Truly, the episode is worth watching only for the scenes between the Doctor and Ashildr that focus on Ashildr’s character, and they really are very good. The scene in Ashildr’s home following the run-in with Sam Swift was wonderfully written, and gave Maisie the chance to display the impressive range she has as an actress. Ashildr’s pleading, through anger and tears and confusion, for the Doctor to take her with him, and her demanding to know why not when he refused, was truly something to witness. Maisie really can be a presence to be contended with, as she’s shown in these two episodes. Equally, Ashildr’s redemption, her shocked realisation that she really does care and that she can feel again, as Leandro and his bros launch an armed assault upon a throng of dirty peasants, was somewhat corny writing, but, nonetheless, in Maisie’s sure hands, effective and gloriously piercing. This resolution, with Sam’s jubilation upon finding himself alive, and the Doctor’s soliloquy to Ashildr in the pub, was a really heartening and uplifting ode to the value and wonder of human life. This contemplative parting message was so effectively conveyed, it almost made me forget that much of what preceded it was aimless “gadding about” (in the script’s own words). Almost.

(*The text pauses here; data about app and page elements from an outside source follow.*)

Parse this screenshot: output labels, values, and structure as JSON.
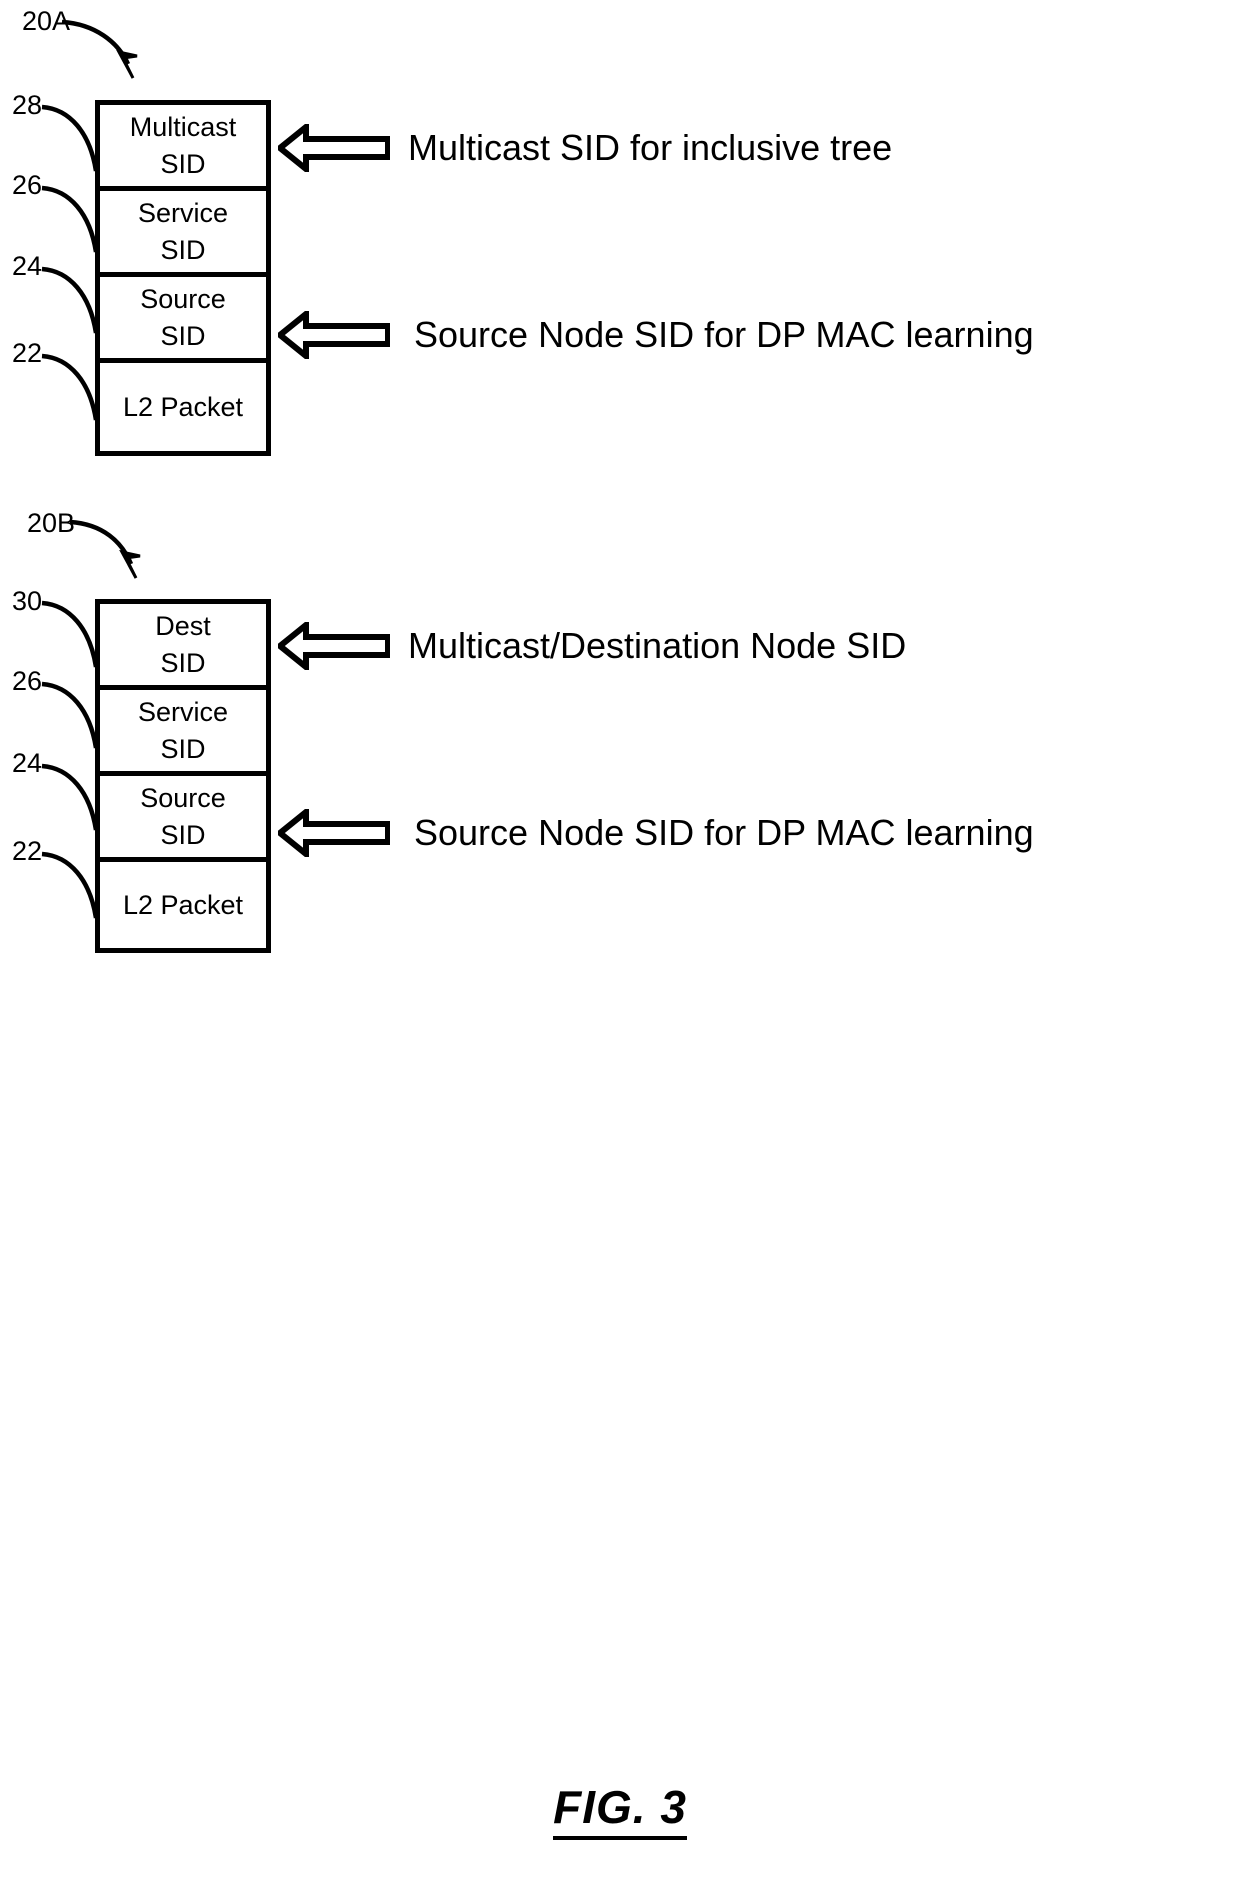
{
  "figure": {
    "caption": "FIG. 3",
    "stacks": [
      {
        "id": "20A",
        "id_label": "20A",
        "cells": [
          {
            "ref": "28",
            "lines": [
              "Multicast",
              "SID"
            ]
          },
          {
            "ref": "26",
            "lines": [
              "Service",
              "SID"
            ]
          },
          {
            "ref": "24",
            "lines": [
              "Source",
              "SID"
            ]
          },
          {
            "ref": "22",
            "lines": [
              "L2 Packet"
            ]
          }
        ],
        "callouts": [
          {
            "target_ref": "28",
            "text": "Multicast SID for inclusive tree"
          },
          {
            "target_ref": "24",
            "text": "Source Node SID for DP MAC learning"
          }
        ]
      },
      {
        "id": "20B",
        "id_label": "20B",
        "cells": [
          {
            "ref": "30",
            "lines": [
              "Dest",
              "SID"
            ]
          },
          {
            "ref": "26",
            "lines": [
              "Service",
              "SID"
            ]
          },
          {
            "ref": "24",
            "lines": [
              "Source",
              "SID"
            ]
          },
          {
            "ref": "22",
            "lines": [
              "L2 Packet"
            ]
          }
        ],
        "callouts": [
          {
            "target_ref": "30",
            "text": "Multicast/Destination Node SID"
          },
          {
            "target_ref": "24",
            "text": "Source Node SID for DP MAC learning"
          }
        ]
      }
    ],
    "colors": {
      "ink": "#000000",
      "paper": "#ffffff"
    }
  }
}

Some final thoughts. The episode’s ending was very open-ended. We’re left unsure whether this was a “good” ending or not, with Ashildr’s cryptic last words, and the more-than-a-little creepy image of Ashildr in Clara’s selfie, looking like something from those “When you see it you’ll s**t bricks” photos. Sarah Dollard has already confirmed, after all, that Maisie will be appearing again in her episode, Face the Raven, so it’s pretty clear that Ashildr’s story is not over, as far as the Doctor is concerned. Secondly, it’s nice to be in the Stuart period. Apart from being one of my favourite periods of history, everything just looks so sumptuous, and, really, it’s just nice to have a historical piece that isn’t in the Victorian era for once. And, gosh, doesn’t Maisie look just gorgeous dolled up as an aristocratic Stuart lady? I loved Rufus Hound’s comic relief as Sam Swift, even if his scenes were some of the episode’s poorer. Finally—cor, they’re really laying on the foreshadowing of Clara’s death heavily now, aren’t they? It couldn’t be more blindingly obvious what’s going to happen… or at least what they want us to think is going to happen. To be honest, that they’ve dropped the hints so heavily actually makes me begin to doubt that Clara’s really going to die. It would be very like Moffat. No doubt she’s going to succumb to some horrible fate in the end, but what, if not death?
Quote of the week:

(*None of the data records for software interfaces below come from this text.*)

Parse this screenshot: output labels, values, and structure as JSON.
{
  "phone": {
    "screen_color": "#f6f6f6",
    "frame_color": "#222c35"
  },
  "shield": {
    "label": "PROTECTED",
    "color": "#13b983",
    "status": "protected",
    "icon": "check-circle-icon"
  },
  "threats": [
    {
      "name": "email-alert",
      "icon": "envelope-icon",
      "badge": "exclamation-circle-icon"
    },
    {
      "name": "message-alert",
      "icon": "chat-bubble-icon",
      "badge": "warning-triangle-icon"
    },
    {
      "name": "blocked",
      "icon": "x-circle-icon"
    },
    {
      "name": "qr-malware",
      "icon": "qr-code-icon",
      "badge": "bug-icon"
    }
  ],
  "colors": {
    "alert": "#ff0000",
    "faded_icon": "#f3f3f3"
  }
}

“I saved your life. I didn’t know that your heart would rust because I kept it beating. I didn’t think your conscience would need renewing, that the well of human kindness would run dry. I just wanted to save a terrified young woman’s life.”